Sam Lutton was a member of three loyal orders, and rose to become First Citizen of the borough which he had made his home.
Born on January 18, 1924 in south Belfast to father Samuel and mother Martha, his was “an ordinary working-class family” said son Bobby.
He had left school to take up a job as a sheet metal worker at the shipyard, aged only around 15 or 16.
During the war, the threat of Nazi bombs forced them to flee as evacuees to Lurgan, from where he continued to commute in to work each day.
After his stint at the shipyard he moved to the RAF base at Aldergrove to work.
“From what I remember he was always involved in the UUP,” said Bobby.
“I remember him being involved, and I’m 65!”
He first stood as a councillor around the late 1960s or early 1970s, and his son said he had essentially been the founder of the south Lurgan branch of the party.
He went on to be selected to become mayor of his adopted borough of Craigavon in 1996/7.
In addition, he had served in the UDR during the early to mid-1980s and later in that decade became an RUC reservist – eventually ending up working as a caretaker of Lurgan’s police station.
He was also a member of The Orange Order’s Lurgan Purple Star LOL 63, as well as the Apprentice Boys, and the Royal Black Institution.
“He was very much a traditionalist, with very strong support for the union with Great Britain,” Bobby said.

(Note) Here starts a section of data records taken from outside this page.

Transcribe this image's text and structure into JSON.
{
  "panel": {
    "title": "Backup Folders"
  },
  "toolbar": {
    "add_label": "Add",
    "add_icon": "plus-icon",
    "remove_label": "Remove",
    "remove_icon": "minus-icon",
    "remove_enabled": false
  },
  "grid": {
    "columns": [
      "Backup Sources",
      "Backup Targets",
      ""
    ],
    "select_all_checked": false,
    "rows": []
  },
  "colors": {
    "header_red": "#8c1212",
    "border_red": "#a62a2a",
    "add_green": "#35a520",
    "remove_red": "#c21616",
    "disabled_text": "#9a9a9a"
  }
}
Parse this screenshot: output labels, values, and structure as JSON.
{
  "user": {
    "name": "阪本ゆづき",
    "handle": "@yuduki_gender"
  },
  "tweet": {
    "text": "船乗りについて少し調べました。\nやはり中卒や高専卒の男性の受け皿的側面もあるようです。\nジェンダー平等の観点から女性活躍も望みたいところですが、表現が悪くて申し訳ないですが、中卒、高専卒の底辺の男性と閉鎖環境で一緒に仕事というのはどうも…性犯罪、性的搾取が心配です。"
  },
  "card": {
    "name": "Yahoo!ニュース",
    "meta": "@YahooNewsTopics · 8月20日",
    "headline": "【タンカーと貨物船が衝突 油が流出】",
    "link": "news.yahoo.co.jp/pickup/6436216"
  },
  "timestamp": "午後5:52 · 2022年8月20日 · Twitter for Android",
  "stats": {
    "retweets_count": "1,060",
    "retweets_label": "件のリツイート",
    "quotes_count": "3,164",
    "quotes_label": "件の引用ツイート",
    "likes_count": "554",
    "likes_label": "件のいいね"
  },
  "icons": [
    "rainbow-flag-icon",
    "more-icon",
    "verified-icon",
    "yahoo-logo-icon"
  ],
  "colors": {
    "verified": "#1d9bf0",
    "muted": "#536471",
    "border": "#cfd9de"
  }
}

“He was sort of a moderate [when it came to the peace process], in that I think he realised there had to be a bit of give-and-take somewhere along the line, but he certainly was by no means prepared to water down the links with Britain.”
In retirement from both work and politics, he was a keen gardener and Glenavon fan.
In his later years he had two hip replacements and a knee replacement, and Bobby joked: “He was like a sort of bionic man!”
He died in his sleep of a major stroke on the morning of Good Friday at his bungalow in Lurgan. He was 91.
His funeral was held at Queen Street Methodist Church on Easter Sunday,
He had been a faithful attender at the church and his funeral was very well-attended, with Lord and Lady Trimble among those present.
Lord Trimble told the News Letter: “Sam had a full life; a long life and a full one. I knew about his political involvement, but what came across during the funeral service was how many other things he’d been involved in as well.
“He was a person who made a significant mark on the local community. There were so many homes we visited together of people who had been bereaved; and did that on both ‘sides of the street’.
“Sam was just Sam. He was steady. He was firm. He was himself.”
He was buried in Lurgan Cemetery.
He is survived by son Bobby, sister Elizabeth, daughters Lynn and Jean, three grandchildren and five great-grandchildren.
His wife Sadie predeceased him in 1988.